CHILDHOOD obesity is one of the biggest challenges Scotland faces as we try to turn around our nation's poor health record.

According to a Royal College of Paediatrics and Child Health (RCPCH) report this year, 28% of children in Scotland are either overweight or obese.

Other figures have shown that more than two in ten children in primary one face the same risk.

Politicians have long called for a greater emphasis on physical education at school, but there is now a belated focus on the sugar and fat content in what we eat and drink.

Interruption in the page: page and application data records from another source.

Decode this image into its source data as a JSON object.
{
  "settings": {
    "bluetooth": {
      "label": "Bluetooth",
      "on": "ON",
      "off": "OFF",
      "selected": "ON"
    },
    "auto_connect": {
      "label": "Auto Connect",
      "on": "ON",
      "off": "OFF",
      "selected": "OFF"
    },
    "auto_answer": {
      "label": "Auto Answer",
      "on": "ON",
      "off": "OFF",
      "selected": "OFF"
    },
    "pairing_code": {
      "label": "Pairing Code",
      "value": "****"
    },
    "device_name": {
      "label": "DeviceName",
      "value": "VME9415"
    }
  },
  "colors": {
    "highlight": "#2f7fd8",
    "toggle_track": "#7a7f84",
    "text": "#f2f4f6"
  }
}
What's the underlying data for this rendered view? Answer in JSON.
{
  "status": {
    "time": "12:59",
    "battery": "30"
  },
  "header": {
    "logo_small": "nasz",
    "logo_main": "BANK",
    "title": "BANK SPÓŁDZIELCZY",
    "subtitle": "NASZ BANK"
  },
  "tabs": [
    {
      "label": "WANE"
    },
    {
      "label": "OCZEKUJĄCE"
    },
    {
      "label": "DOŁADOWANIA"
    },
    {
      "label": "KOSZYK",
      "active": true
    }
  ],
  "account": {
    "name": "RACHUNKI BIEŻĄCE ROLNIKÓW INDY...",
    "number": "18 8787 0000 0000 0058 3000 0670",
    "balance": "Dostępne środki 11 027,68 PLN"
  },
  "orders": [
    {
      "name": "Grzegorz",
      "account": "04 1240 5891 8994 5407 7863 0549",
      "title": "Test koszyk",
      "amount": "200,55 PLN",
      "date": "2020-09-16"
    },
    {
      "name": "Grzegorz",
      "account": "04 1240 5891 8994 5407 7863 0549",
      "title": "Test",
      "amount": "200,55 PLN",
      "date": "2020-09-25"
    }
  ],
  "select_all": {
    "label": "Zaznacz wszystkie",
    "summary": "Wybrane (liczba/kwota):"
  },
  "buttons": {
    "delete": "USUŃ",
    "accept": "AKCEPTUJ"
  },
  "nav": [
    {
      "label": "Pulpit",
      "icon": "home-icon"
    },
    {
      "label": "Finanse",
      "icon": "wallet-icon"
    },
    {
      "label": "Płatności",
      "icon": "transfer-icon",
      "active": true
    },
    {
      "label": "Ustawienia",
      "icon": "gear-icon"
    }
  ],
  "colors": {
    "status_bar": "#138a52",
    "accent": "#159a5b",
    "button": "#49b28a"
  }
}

Of course it is important for each adult to think responsibly about the food they, and their children eat. However, the companies behind unhealthy foods must also face up to their own responsibilities, just as tobacco and alcohol companies have been forced to do. As such, the UK Government’s levy on sugary drink producers may be a limited measure to tackle the obesity crisis, but it should at least have the welcome effect of shifting the conversation onto the regulation of products.

However, while recent developments are welcome, all public bodies that provide services involving children must do their bit to ensure that nutrition is promoted.

In theory, North Lanarkshire council takes children’s health very seriously. The “healthy eating” part of its website states: “Your child's growth, development and educational needs are important to us. A healthy and nutritious diet helps to contribute to their overall growth and decreases the risk of obesity and other health problems.” So far, so good.

In practice, however, the same council allowed multinational dairy firm Muller to enter a primary school and carry out a consumer test of its strawberry and chocolate milkshakes.

The danger with such a practice is obvious: pupils as young as five could develop a taste for sugary drinks, rather than healthy alternatives which should be the focus.

The product test also raises the question of how many food and drink companies have been given access to pupils from councils across the country. Ministers, in conjunction with COSLA, need to review the guidance in this area and ensure that local authorities enable, rather than harm, healthy eating messages.